• [WHAT THE EXERCISE ASKS] In the records, find each line where "District" occurs, and copy it.
------------------------------------
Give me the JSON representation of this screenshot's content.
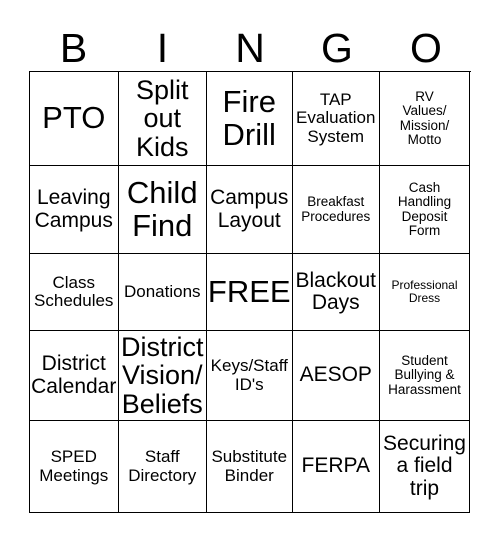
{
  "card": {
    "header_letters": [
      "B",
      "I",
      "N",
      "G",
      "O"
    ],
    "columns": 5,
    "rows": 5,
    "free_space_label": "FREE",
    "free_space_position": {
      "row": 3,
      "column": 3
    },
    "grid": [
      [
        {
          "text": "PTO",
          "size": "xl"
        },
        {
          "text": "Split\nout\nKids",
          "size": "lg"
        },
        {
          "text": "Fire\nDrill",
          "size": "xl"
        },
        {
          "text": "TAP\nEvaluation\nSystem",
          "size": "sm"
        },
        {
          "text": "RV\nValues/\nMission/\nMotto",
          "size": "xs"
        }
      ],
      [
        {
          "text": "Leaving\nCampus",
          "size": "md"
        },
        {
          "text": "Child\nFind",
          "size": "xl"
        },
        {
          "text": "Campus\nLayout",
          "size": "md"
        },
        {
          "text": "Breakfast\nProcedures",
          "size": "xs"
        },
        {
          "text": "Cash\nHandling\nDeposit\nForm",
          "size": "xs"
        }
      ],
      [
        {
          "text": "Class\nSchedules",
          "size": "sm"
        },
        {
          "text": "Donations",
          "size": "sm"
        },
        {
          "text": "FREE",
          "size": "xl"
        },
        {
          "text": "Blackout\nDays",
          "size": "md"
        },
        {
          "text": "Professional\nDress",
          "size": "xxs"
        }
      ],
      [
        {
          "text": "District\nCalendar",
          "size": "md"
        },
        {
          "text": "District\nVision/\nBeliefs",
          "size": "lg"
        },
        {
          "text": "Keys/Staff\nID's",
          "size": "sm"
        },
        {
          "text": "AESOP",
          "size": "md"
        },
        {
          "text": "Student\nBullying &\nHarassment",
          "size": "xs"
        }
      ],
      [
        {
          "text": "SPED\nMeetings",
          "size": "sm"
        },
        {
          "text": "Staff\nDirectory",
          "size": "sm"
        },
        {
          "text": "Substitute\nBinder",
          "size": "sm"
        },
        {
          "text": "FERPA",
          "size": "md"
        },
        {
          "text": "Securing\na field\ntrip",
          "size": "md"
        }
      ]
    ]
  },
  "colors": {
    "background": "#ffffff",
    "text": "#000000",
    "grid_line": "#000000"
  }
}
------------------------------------
• [ANSWER TO THIS PROBLEM]
          "text": "District\nCalendar",
          "text": "District\nVision/\nBeliefs",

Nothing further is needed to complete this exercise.